Summary: The story of Jesus’ last week with a little poetic license from the Triumphal entry to the Crucifixion and burial. Tragedy to Triumph will complete the Story in a second sermon.
Triumph to Tragedy
Luke 19:33-38, "And as they were loosing the colt, the owners thereof said unto them, Why loose ye the colt? And they said, The Lord hath need of him. And they brought him to Jesus: and they cast their garments upon the colt, and they set Jesus thereon. And as he went, they spread their clothes in the way. And when he was come nigh, even now at the descent of the mount of Olives, the whole multitude of the disciples began to rejoice and praise God with a loud voice for all the mighty works that they had seen; Saying, Blessed be the King that cometh in the name of the Lord: peace in heaven, and glory in the highest."
Last Sunday was observed throughout the Christian world as Palm Sunday in remembrance of the events of the verses that we have just read.
It was Passover time, & Jews from all over the world were crowding into Jerusalem. News had gone out that Jesus was on His way. He had passed through the villages of Bethpage & Bethany on the way to Jerusalem that day. Word had spread rapidly before His arrival and a large crowd of people had gathered to see Him as He rode into town.
Along with those who were standing around the gates and streets of Jerusalem, there where those who traveled along with Jesus and his disciples with Jesus in the lead as He approached the city like a conquering king and hero.
There were those in this crowd who had also accompanied Jesus as he gave the great sermon on the Mount, those who had been healed of leprosy, blindness, lameness and so many other diseases, and there were those who had witnessed His power of bringing the dead back to life. Jews from every city, village and place where Jesus had ministered were there for the Passover and they cheered and bowed before Jesus as he rode into the city.
Waving their palm branches, symbolizing both peace and victory in battle, they were overcome by this one who had done so much for all of them.
Of course, some in the crowds were simply curious. They had heard of Jesus miracles and wanted to see just what this man Jesus looked like. Perhaps he would perform some great miracle for them to see. They were itching for a good time and for some excitement.
Most of the people were shouting "Hosanna! Blessed is He who comes in the name of the Lord! Hosanna to the son of David!" They were praising Him and worshipping Him with all their ability as they recognized Him as King. I am persuaded that many of they really thought that Jesus had come as their delivering Messiah who would use his power to rid Israel of the hated Roman occupational forces and bring Israel’s freedom back.

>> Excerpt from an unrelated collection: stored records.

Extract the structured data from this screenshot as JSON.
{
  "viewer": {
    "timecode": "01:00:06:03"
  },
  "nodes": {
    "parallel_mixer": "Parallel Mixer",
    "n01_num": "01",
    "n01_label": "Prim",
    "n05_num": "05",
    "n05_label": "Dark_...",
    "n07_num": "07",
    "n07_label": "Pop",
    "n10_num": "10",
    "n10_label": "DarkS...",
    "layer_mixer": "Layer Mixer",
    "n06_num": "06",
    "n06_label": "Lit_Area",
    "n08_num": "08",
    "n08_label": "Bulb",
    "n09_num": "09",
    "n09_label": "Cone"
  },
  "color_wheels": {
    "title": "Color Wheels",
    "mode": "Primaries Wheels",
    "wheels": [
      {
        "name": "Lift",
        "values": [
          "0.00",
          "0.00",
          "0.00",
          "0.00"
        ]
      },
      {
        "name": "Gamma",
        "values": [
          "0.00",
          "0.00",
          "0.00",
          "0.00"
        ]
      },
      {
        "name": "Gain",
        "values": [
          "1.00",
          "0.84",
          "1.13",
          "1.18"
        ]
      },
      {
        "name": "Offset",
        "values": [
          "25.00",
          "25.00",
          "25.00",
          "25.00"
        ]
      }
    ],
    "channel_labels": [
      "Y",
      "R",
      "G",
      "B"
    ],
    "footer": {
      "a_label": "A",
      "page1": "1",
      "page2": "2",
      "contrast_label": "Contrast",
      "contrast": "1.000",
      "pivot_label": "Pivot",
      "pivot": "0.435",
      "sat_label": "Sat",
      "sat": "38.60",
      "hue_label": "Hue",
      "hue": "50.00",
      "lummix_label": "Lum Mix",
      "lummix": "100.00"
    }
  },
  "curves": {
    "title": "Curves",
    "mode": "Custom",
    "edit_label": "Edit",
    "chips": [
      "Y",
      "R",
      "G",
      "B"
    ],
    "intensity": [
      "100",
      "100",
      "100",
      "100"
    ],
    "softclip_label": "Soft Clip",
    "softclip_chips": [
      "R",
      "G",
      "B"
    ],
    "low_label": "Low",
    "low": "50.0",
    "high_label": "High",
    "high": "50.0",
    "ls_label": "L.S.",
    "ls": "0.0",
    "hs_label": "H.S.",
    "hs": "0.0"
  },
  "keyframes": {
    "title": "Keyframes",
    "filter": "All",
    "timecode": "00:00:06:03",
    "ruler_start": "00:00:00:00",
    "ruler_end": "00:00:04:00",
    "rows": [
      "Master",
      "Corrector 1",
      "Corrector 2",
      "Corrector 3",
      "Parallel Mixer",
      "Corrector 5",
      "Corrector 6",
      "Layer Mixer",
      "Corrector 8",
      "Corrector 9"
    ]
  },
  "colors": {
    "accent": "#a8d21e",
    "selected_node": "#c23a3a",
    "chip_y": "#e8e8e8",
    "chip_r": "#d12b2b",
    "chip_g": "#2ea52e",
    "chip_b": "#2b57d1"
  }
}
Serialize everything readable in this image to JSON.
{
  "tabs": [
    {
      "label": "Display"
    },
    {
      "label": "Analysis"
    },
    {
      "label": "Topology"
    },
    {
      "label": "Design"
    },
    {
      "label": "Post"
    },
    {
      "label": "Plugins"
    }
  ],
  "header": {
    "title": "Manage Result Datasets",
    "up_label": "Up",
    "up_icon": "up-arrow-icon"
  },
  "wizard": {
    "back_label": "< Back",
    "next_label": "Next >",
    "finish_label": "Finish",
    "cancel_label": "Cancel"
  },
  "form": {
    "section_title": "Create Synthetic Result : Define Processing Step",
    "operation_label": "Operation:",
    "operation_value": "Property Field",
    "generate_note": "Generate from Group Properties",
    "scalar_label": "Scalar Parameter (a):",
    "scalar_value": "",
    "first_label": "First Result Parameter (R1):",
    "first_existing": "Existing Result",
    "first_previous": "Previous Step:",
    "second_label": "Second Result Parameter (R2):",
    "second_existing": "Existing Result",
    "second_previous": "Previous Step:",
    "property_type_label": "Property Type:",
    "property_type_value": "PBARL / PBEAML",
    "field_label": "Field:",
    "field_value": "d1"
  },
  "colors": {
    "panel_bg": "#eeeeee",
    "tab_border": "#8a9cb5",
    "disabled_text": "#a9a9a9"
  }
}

If only they had only known that Jesus was coming into Jerusalem for a very different reason and a far more eternal purpose.
Mankind has always had the highest of accolades for the man who will take the reigns of leadership and lead people to victory over tyranny.
As our armies have returned from victory at the end of the great wars and battles of our American History, they have, for the most part, been welcomed home amid cheers of joy, with ticker tape parades and great ceremony down the streets of our great cities. Men like George Washington, Gen. Douglas McArthur, Gen. Norman Schwarzkopf and others have been welcomed home as conquering heroes of America.
And so it was with Jesus as the Jews looked upon Him with great expectations and hope that the long awaited Messiah had finally come to set them free.
This week in the life of Jesus began with the approval, worship and love of the crowds of Jerusalem but in His heart Jesus knew that this approval of the crowd would not last for long.
Only a few hours before, as He stood upon the hill looking down over the city that He loved so much, and at the nation that He had chosen to bring the Prince of Peace into the world, His heart was heavy with grief for He knew the condition of their heart and the events that would soon come.
Matthew 23:37, "O Jerusalem, Jerusalem, thou that killest the prophets, and stonest them which are sent unto thee, how often would I have gathered thy children together, even as a hen gathereth her chickens under her wings, and ye would not!"
His own disciples had not grasped the thought of what would soon take place. The hope was still alive in them that the crowd was right and that now they would stand beside their hero, Jesus of Nazareth, as he led defeated the Romans and then gave each of them a high position in the new government.